Dataset items
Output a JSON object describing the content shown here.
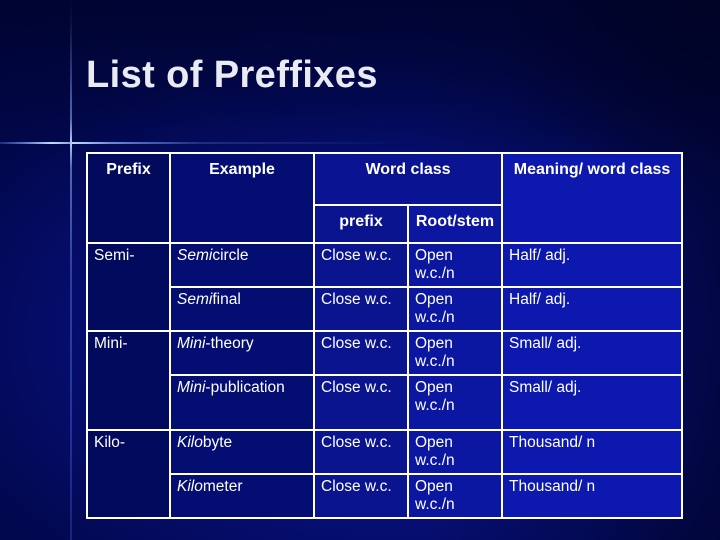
{
  "slide": {
    "title": "List of Preffixes",
    "background_color": "#000a4e",
    "accent_line_color": "#c8e1ff",
    "table_border_color": "#ffffff",
    "text_color": "#ffffff"
  },
  "table": {
    "headers": {
      "prefix": "Prefix",
      "example": "Example",
      "word_class": "Word class",
      "word_class_sub_prefix": "prefix",
      "word_class_sub_root": "Root/stem",
      "meaning": "Meaning/ word class"
    },
    "groups": [
      {
        "prefix": "Semi-",
        "meaning": "Half/ adj.",
        "rows": [
          {
            "example_italic": "Semi",
            "example_rest": "circle",
            "word_class_prefix": "Close w.c.",
            "word_class_root": "Open w.c./n",
            "meaning": "Half/ adj."
          },
          {
            "example_italic": "Semi",
            "example_rest": "final",
            "word_class_prefix": "Close w.c.",
            "word_class_root": "Open w.c./n",
            "meaning": "Half/ adj."
          }
        ]
      },
      {
        "prefix": "Mini-",
        "meaning": "Small/ adj.",
        "rows": [
          {
            "example_italic": "Mini",
            "example_rest": "-theory",
            "word_class_prefix": "Close w.c.",
            "word_class_root": "Open w.c./n",
            "meaning": "Small/ adj."
          },
          {
            "example_italic": "Mini",
            "example_rest": "-publication",
            "word_class_prefix": "Close w.c.",
            "word_class_root": "Open w.c./n",
            "meaning": "Small/ adj."
          }
        ]
      },
      {
        "prefix": "Kilo-",
        "meaning": "Thousand/ n",
        "rows": [
          {
            "example_italic": "Kilo",
            "example_rest": "byte",
            "word_class_prefix": "Close w.c.",
            "word_class_root": "Open w.c./n",
            "meaning": "Thousand/ n"
          },
          {
            "example_italic": "Kilo",
            "example_rest": "meter",
            "word_class_prefix": "Close w.c.",
            "word_class_root": "Open w.c./n",
            "meaning": "Thousand/ n"
          }
        ]
      }
    ]
  }
}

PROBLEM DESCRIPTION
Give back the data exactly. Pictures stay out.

EXERCISE RESULT
Output a JSON object describing the content shown here.
{
  "slide": {
    "title": "List of Preffixes",
    "background_color": "#000a4e",
    "accent_line_color": "#c8e1ff",
    "table_border_color": "#ffffff",
    "text_color": "#ffffff"
  },
  "table": {
    "headers": {
      "prefix": "Prefix",
      "example": "Example",
      "word_class": "Word class",
      "word_class_sub_prefix": "prefix",
      "word_class_sub_root": "Root/stem",
      "meaning": "Meaning/ word class"
    },
    "groups": [
      {
        "prefix": "Semi-",
        "meaning": "Half/ adj.",
        "rows": [
          {
            "example_italic": "Semi",
            "example_rest": "circle",
            "word_class_prefix": "Close w.c.",
            "word_class_root": "Open w.c./n",
            "meaning": "Half/ adj."
          },
          {
            "example_italic": "Semi",
            "example_rest": "final",
            "word_class_prefix": "Close w.c.",
            "word_class_root": "Open w.c./n",
            "meaning": "Half/ adj."
          }
        ]
      },
      {
        "prefix": "Mini-",
        "meaning": "Small/ adj.",
        "rows": [
          {
            "example_italic": "Mini",
            "example_rest": "-theory",
            "word_class_prefix": "Close w.c.",
            "word_class_root": "Open w.c./n",
            "meaning": "Small/ adj."
          },
          {
            "example_italic": "Mini",
            "example_rest": "-publication",
            "word_class_prefix": "Close w.c.",
            "word_class_root": "Open w.c./n",
            "meaning": "Small/ adj."
          }
        ]
      },
      {
        "prefix": "Kilo-",
        "meaning": "Thousand/ n",
        "rows": [
          {
            "example_italic": "Kilo",
            "example_rest": "byte",
            "word_class_prefix": "Close w.c.",
            "word_class_root": "Open w.c./n",
            "meaning": "Thousand/ n"
          },
          {
            "example_italic": "Kilo",
            "example_rest": "meter",
            "word_class_prefix": "Close w.c.",
            "word_class_root": "Open w.c./n",
            "meaning": "Thousand/ n"
          }
        ]
      }
    ]
  }
}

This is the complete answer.